We have been using Purple Carrot since June 2016.  The fact that we’re still using it almost a year later is a review in itself, I guess.  Like any meal service, you can pause your subscription or skip weeks if you’re going to be out of town or just don’t like the upcoming menu.  Unlike other services, you don’t get to pick the food– you can either get all the food that week or none.  That’s it.  We’re doing it this way in order to eat more vegetables and try to have at least some healthy food.  Also to avoid decisions — all we have is go/no-go and not “what do we pick?”

Some recipes we both end up not liking (rare).  Sometimes one of us likes it more than the other.  Sometimes we agree that the food is just a bit… odd, though not bad.  And sometimes we have a BIG hit that’s delicious, nutritious, and that we didn’t have to think up ourselves (or shop for, or decide among millions of recipes, resulting in paralysis).

For us, it’s worth the cost 3x/wk, at least for now.  We might stop at some point in order to save money, or if it stops being worth it for us.  Below I’ll put a few of our favorite recipes that we loved.  (it helps if you like German food, which I do and my partner doesn’t) (easily modifiable with other veg you have lying around) (one of the highlights of all time) (surprisingly delicious, though it would be better with cream) (eat this every day) (not actually a risotto but very tasty) (#2 tried this with CSA veggies replacing sumac with lemon zest and liked it too.  Add some feta and you’ll increase the joy.  Noms!)

Grumpeteers, has anyone tried Hello Fresh though?  I’m thinking of trying that one day.  Other thoughts?  Who likes to eat veggies?  How do you get veggies into your life?

What to do when they dryer stops drying: Or why DH spent some time on the roof

Our dryer was taking longer and longer to get clothes actually dry.  A regular load was starting to take upwards of 2 hours to finish.

We vacuumed out the inner workings of the lint trap (as one does on a somewhat regular basis).  That didn’t help.

We vacuumed out the vent tube and vent area behind the dryer (something we do about once a year, give or take).  It wasn’t particularly clogged.
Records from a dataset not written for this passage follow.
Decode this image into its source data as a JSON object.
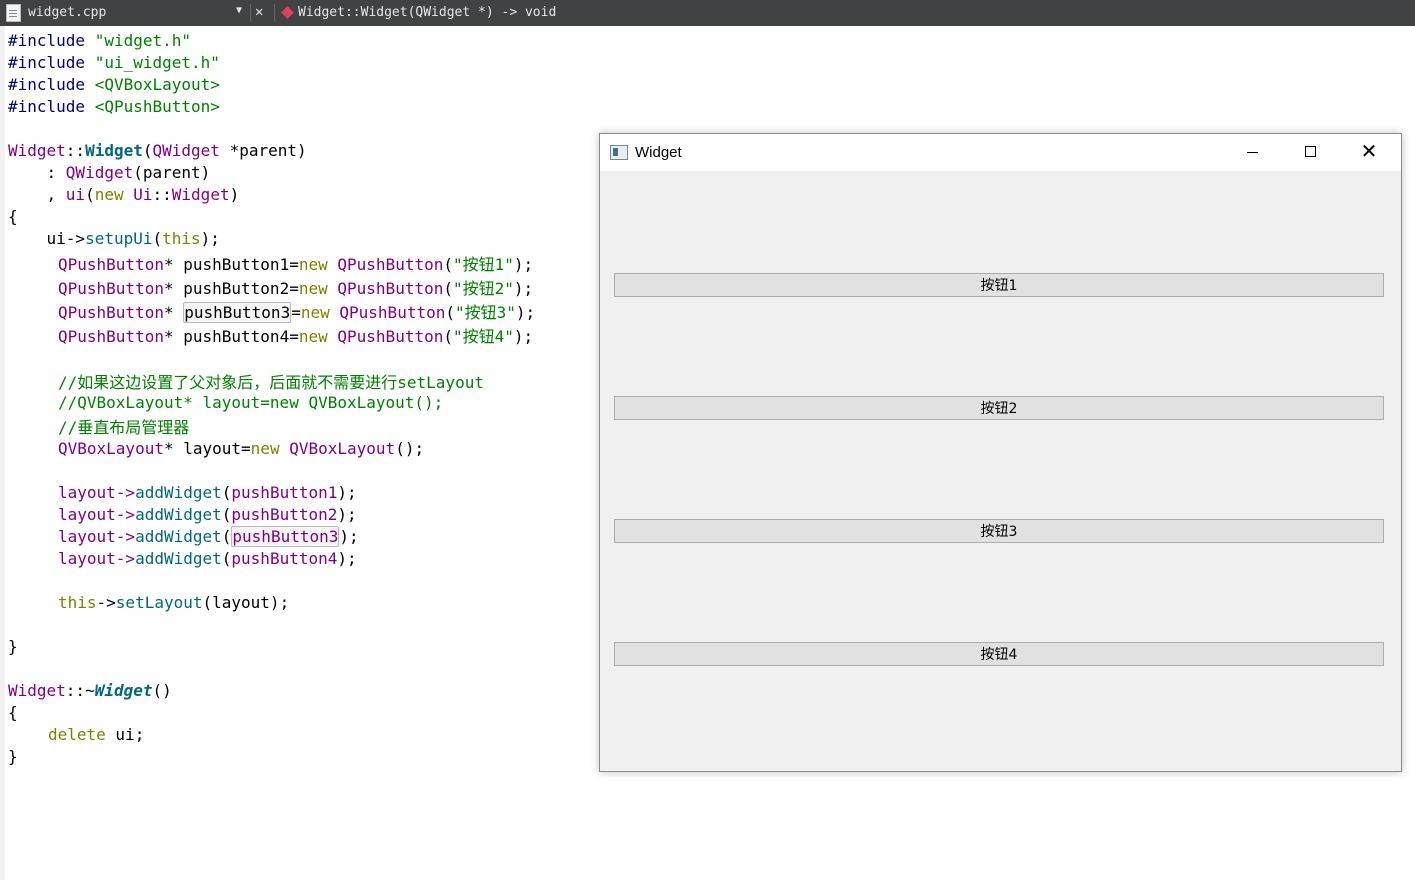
{
  "editor": {
    "filename": "widget.cpp",
    "symbol": "Widget::Widget(QWidget *) -> void",
    "lines": {
      "l1a": "#include ",
      "l1b": "\"widget.h\"",
      "l2a": "#include ",
      "l2b": "\"ui_widget.h\"",
      "l3a": "#include ",
      "l3b": "<QVBoxLayout>",
      "l4a": "#include ",
      "l4b": "<QPushButton>",
      "ctor_class": "Widget",
      "ctor_sep": "::",
      "ctor_name": "Widget",
      "ctor_paren": "(",
      "ctor_type": "QWidget",
      "ctor_param": " *parent)",
      "init1a": "    : ",
      "init1b": "QWidget",
      "init1c": "(parent)",
      "init2a": "    , ",
      "init2b": "ui",
      "init2c": "(",
      "init2d": "new",
      "init2e": " ",
      "init2f": "Ui",
      "init2g": "::",
      "init2h": "Widget",
      "init2i": ")",
      "brace_open": "{",
      "setup_a": "    ui->",
      "setup_b": "setupUi",
      "setup_c": "(",
      "setup_d": "this",
      "setup_e": ");",
      "pb_type": "QPushButton",
      "pb1_var": "pushButton1",
      "pb2_var": "pushButton2",
      "pb3_var": "pushButton3",
      "pb4_var": "pushButton4",
      "pb_new": "new",
      "pb1_str": "\"按钮1\"",
      "pb2_str": "\"按钮2\"",
      "pb3_str": "\"按钮3\"",
      "pb4_str": "\"按钮4\"",
      "comment1": "//如果这边设置了父对象后，后面就不需要进行setLayout",
      "comment2": "//QVBoxLayout* layout=new QVBoxLayout();",
      "comment3": "//垂直布局管理器",
      "lay_type": "QVBoxLayout",
      "lay_var": "* layout=",
      "lay_new": "new",
      "lay_call": "();",
      "add_obj": "layout->",
      "add_fn": "addWidget",
      "this_kw": "this",
      "setl_arrow": "->",
      "setl_fn": "setLayout",
      "setl_arg": "(layout);",
      "brace_close": "}",
      "dtor_class": "Widget",
      "dtor_sep": "::~",
      "dtor_name": "Widget",
      "dtor_paren": "()",
      "del_kw": "delete",
      "del_rest": " ui;"
    }
  },
  "window": {
    "title": "Widget",
    "minimize_label": "",
    "maximize_label": "",
    "close_label": "✕",
    "buttons": [
      "按钮1",
      "按钮2",
      "按钮3",
      "按钮4"
    ]
  }
}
That didn’t help.

Then DH did something he has never done before, despite us having lived in this house for >10 years (give or take).  He followed the vent to where it spits out.  Growing up, our dryer vents had always vented somewhere on the first floor on the side of the house … I’d never thought about that being one floor up from where the dryer was (DH’s laundry room was in the basement, while ours was on the lower ground floor of our split-level).  Turns out our laundry vents out on the roof.

So DH went up to the roof and cleaned out that end of the vent.  It was completely clogged and he doubts that the previous owners ever cleaned it either.

One immediate side effect was that timed dry regular didn’t heat so hot as usual the first time we tried it (DH suspects the heat wasn’t blocked getting out at all).  So DH tried the sensor dry which has NEVER worked since we got the dryer 10+ years ago.  It worked way too well this time, with the clothes ending up hot and bone dry.  So then he tried sensor dry slightly damp and that was perfect.  A few weeks have passed (and the weather outside has gotten warmer) and we’re back to being able to used timed try again.

So yay not having to buy a new dryer because it was just the outside vent being clogged.

Do you have any appliance repair stories to share?  What’s your process when the dryer stops working so well?